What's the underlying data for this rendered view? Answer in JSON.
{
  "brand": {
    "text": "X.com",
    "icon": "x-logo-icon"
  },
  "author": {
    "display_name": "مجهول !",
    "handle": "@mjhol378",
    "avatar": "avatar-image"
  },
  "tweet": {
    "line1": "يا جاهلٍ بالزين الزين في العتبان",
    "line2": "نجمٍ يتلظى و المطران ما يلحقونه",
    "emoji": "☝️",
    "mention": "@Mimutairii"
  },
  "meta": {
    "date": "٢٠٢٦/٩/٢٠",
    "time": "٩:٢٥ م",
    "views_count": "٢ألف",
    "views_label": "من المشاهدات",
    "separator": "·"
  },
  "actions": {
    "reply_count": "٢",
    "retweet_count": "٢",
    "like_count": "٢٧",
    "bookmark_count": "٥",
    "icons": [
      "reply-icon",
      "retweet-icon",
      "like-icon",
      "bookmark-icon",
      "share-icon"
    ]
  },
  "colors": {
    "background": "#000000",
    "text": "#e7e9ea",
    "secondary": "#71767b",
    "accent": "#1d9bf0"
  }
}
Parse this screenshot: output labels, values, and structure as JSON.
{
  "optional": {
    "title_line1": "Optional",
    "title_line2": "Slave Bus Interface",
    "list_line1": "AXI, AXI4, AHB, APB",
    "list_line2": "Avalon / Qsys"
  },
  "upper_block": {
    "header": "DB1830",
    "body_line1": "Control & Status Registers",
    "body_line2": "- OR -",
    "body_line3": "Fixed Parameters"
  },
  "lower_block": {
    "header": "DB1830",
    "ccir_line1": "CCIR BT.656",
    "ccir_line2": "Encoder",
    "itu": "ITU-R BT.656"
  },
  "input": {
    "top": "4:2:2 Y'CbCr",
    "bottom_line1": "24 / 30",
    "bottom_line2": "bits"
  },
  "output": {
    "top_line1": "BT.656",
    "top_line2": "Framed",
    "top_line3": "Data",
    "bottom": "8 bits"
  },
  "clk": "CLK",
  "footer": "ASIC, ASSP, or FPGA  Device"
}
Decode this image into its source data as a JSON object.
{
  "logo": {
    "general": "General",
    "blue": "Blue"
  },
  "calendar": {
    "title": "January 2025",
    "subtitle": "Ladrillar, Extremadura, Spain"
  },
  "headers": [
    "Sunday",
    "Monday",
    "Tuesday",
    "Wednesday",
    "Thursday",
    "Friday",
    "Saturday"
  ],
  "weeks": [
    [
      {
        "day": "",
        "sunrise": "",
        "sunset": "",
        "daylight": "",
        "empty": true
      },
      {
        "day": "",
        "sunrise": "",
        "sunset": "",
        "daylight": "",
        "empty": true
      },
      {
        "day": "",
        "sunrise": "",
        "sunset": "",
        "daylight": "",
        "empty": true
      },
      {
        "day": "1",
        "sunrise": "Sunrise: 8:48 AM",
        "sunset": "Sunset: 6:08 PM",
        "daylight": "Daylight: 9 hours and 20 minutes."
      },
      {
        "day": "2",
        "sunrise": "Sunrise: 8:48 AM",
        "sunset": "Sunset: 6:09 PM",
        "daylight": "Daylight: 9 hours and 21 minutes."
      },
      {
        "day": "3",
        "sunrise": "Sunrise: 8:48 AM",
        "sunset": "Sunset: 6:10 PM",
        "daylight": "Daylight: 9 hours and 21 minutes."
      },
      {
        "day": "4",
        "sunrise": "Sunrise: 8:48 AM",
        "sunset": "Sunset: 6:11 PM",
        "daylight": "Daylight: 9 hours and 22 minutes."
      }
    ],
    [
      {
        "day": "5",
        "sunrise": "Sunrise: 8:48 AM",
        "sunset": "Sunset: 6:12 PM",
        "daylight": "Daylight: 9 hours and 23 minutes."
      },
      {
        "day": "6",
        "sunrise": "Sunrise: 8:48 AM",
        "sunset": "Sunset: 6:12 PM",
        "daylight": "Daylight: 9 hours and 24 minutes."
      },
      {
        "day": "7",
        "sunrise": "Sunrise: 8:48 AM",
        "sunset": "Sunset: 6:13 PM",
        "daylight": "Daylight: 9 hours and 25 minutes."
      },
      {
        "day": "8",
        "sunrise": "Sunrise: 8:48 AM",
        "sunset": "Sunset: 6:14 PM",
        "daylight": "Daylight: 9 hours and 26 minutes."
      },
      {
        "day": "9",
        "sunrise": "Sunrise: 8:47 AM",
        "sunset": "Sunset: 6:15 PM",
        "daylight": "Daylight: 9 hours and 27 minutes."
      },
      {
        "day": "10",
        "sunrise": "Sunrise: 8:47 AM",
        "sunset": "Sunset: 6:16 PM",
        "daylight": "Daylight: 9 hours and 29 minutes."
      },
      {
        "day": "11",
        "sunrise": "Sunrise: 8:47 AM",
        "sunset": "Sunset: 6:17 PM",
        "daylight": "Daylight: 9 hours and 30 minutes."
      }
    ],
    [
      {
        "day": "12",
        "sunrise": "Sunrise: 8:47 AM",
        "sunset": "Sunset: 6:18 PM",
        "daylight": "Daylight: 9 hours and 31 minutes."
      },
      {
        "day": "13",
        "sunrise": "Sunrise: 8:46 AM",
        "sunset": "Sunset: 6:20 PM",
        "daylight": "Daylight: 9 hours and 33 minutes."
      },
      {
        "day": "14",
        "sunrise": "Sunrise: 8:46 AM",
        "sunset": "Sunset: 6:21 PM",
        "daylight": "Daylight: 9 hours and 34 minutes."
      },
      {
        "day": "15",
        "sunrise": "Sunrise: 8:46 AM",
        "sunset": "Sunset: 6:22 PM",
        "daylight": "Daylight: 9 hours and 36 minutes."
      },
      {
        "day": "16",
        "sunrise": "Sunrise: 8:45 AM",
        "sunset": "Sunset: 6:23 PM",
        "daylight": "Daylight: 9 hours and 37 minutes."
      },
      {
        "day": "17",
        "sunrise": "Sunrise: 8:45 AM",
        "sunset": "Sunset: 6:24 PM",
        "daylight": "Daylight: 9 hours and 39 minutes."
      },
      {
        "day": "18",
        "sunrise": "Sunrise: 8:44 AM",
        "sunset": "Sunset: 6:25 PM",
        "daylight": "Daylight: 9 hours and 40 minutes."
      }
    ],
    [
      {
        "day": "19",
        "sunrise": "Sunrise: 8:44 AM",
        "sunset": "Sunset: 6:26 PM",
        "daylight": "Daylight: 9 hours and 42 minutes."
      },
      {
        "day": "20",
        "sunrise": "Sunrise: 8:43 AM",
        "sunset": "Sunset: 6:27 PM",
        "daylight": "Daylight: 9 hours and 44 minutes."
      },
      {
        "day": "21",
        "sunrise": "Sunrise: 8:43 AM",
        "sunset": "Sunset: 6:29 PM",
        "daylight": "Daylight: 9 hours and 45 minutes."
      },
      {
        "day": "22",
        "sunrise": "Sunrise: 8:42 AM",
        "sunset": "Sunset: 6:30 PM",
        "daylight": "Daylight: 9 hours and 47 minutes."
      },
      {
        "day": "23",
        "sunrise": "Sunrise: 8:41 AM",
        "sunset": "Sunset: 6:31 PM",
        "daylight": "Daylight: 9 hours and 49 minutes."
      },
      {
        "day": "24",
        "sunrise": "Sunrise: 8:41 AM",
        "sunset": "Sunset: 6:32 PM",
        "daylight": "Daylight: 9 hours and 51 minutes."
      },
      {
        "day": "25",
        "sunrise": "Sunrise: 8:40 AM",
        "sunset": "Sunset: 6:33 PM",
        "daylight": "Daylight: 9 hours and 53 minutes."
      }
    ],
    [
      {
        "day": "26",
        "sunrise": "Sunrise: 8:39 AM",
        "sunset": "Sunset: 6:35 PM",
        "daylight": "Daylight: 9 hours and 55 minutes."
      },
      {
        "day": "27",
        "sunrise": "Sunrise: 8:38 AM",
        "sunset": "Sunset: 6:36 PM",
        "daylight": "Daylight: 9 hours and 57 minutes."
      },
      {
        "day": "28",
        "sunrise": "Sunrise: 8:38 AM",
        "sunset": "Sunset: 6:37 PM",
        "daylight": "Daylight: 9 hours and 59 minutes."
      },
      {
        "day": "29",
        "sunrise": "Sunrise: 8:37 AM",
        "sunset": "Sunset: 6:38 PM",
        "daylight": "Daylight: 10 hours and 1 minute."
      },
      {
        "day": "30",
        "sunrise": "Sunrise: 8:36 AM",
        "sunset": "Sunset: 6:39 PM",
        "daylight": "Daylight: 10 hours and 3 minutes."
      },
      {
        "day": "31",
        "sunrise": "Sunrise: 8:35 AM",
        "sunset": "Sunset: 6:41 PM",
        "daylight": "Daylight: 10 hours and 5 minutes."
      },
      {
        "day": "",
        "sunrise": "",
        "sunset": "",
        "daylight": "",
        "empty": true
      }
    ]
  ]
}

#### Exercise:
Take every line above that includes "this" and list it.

#### Task result:
What's the underlying data for this rendered view? Answer in JSON.
Parse this screenshot: output labels, values, and structure as JSON.
Decode this image into its source data as a JSON object.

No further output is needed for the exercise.